** Opening Given data block **

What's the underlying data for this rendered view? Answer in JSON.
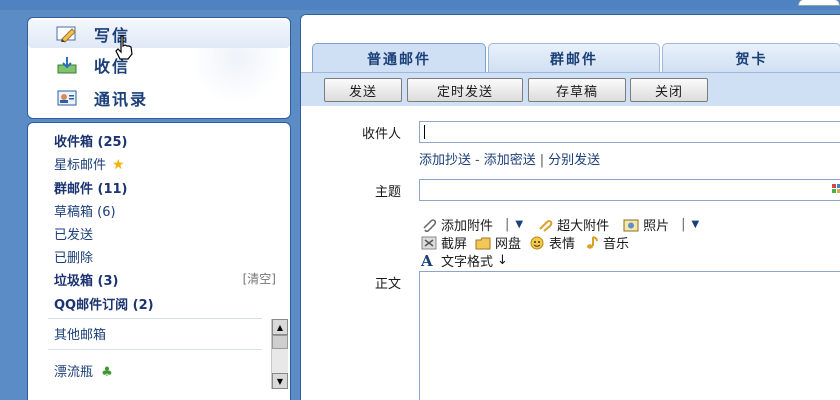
{
  "left": {
    "actions": [
      {
        "label": "写信",
        "icon": "pencil-icon"
      },
      {
        "label": "收信",
        "icon": "inbox-download-icon"
      },
      {
        "label": "通讯录",
        "icon": "address-book-icon"
      }
    ],
    "folders": [
      {
        "label": "收件箱 (25)",
        "bold": true
      },
      {
        "label": "星标邮件",
        "bold": false,
        "icon": "star-icon"
      },
      {
        "label": "群邮件 (11)",
        "bold": true
      },
      {
        "label": "草稿箱 (6)",
        "bold": false
      },
      {
        "label": "已发送",
        "bold": false
      },
      {
        "label": "已删除",
        "bold": false
      },
      {
        "label": "垃圾箱 (3)",
        "bold": true
      },
      {
        "label": "QQ邮件订阅 (2)",
        "bold": true
      }
    ],
    "clear_label": "[清空]",
    "other_mailboxes": "其他邮箱",
    "drift_bottle": "漂流瓶"
  },
  "compose": {
    "tabs": [
      {
        "label": "普通邮件",
        "active": true
      },
      {
        "label": "群邮件",
        "active": false
      },
      {
        "label": "贺卡",
        "active": false
      }
    ],
    "toolbar": {
      "send": "发送",
      "scheduled_send": "定时发送",
      "save_draft": "存草稿",
      "close": "关闭"
    },
    "recipient_label": "收件人",
    "recipient_value": "",
    "links": {
      "add_cc": "添加抄送",
      "dash": "-",
      "add_bcc": "添加密送",
      "pipe": "|",
      "separate_send": "分别发送"
    },
    "subject_label": "主题",
    "subject_value": "",
    "attach": {
      "add_attachment": "添加附件",
      "large_attachment": "超大附件",
      "photo": "照片",
      "screenshot": "截屏",
      "netdisk": "网盘",
      "emoticon": "表情",
      "music": "音乐",
      "text_format": "文字格式",
      "arrow": "↓"
    },
    "body_label": "正文",
    "body_value": ""
  }
}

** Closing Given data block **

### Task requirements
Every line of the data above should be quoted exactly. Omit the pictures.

### Final answer
What's the underlying data for this rendered view? Answer in JSON.
{
  "left": {
    "actions": [
      {
        "label": "写信",
        "icon": "pencil-icon"
      },
      {
        "label": "收信",
        "icon": "inbox-download-icon"
      },
      {
        "label": "通讯录",
        "icon": "address-book-icon"
      }
    ],
    "folders": [
      {
        "label": "收件箱 (25)",
        "bold": true
      },
      {
        "label": "星标邮件",
        "bold": false,
        "icon": "star-icon"
      },
      {
        "label": "群邮件 (11)",
        "bold": true
      },
      {
        "label": "草稿箱 (6)",
        "bold": false
      },
      {
        "label": "已发送",
        "bold": false
      },
      {
        "label": "已删除",
        "bold": false
      },
      {
        "label": "垃圾箱 (3)",
        "bold": true
      },
      {
        "label": "QQ邮件订阅 (2)",
        "bold": true
      }
    ],
    "clear_label": "[清空]",
    "other_mailboxes": "其他邮箱",
    "drift_bottle": "漂流瓶"
  },
  "compose": {
    "tabs": [
      {
        "label": "普通邮件",
        "active": true
      },
      {
        "label": "群邮件",
        "active": false
      },
      {
        "label": "贺卡",
        "active": false
      }
    ],
    "toolbar": {
      "send": "发送",
      "scheduled_send": "定时发送",
      "save_draft": "存草稿",
      "close": "关闭"
    },
    "recipient_label": "收件人",
    "recipient_value": "",
    "links": {
      "add_cc": "添加抄送",
      "dash": "-",
      "add_bcc": "添加密送",
      "pipe": "|",
      "separate_send": "分别发送"
    },
    "subject_label": "主题",
    "subject_value": "",
    "attach": {
      "add_attachment": "添加附件",
      "large_attachment": "超大附件",
      "photo": "照片",
      "screenshot": "截屏",
      "netdisk": "网盘",
      "emoticon": "表情",
      "music": "音乐",
      "text_format": "文字格式",
      "arrow": "↓"
    },
    "body_label": "正文",
    "body_value": ""
  }
}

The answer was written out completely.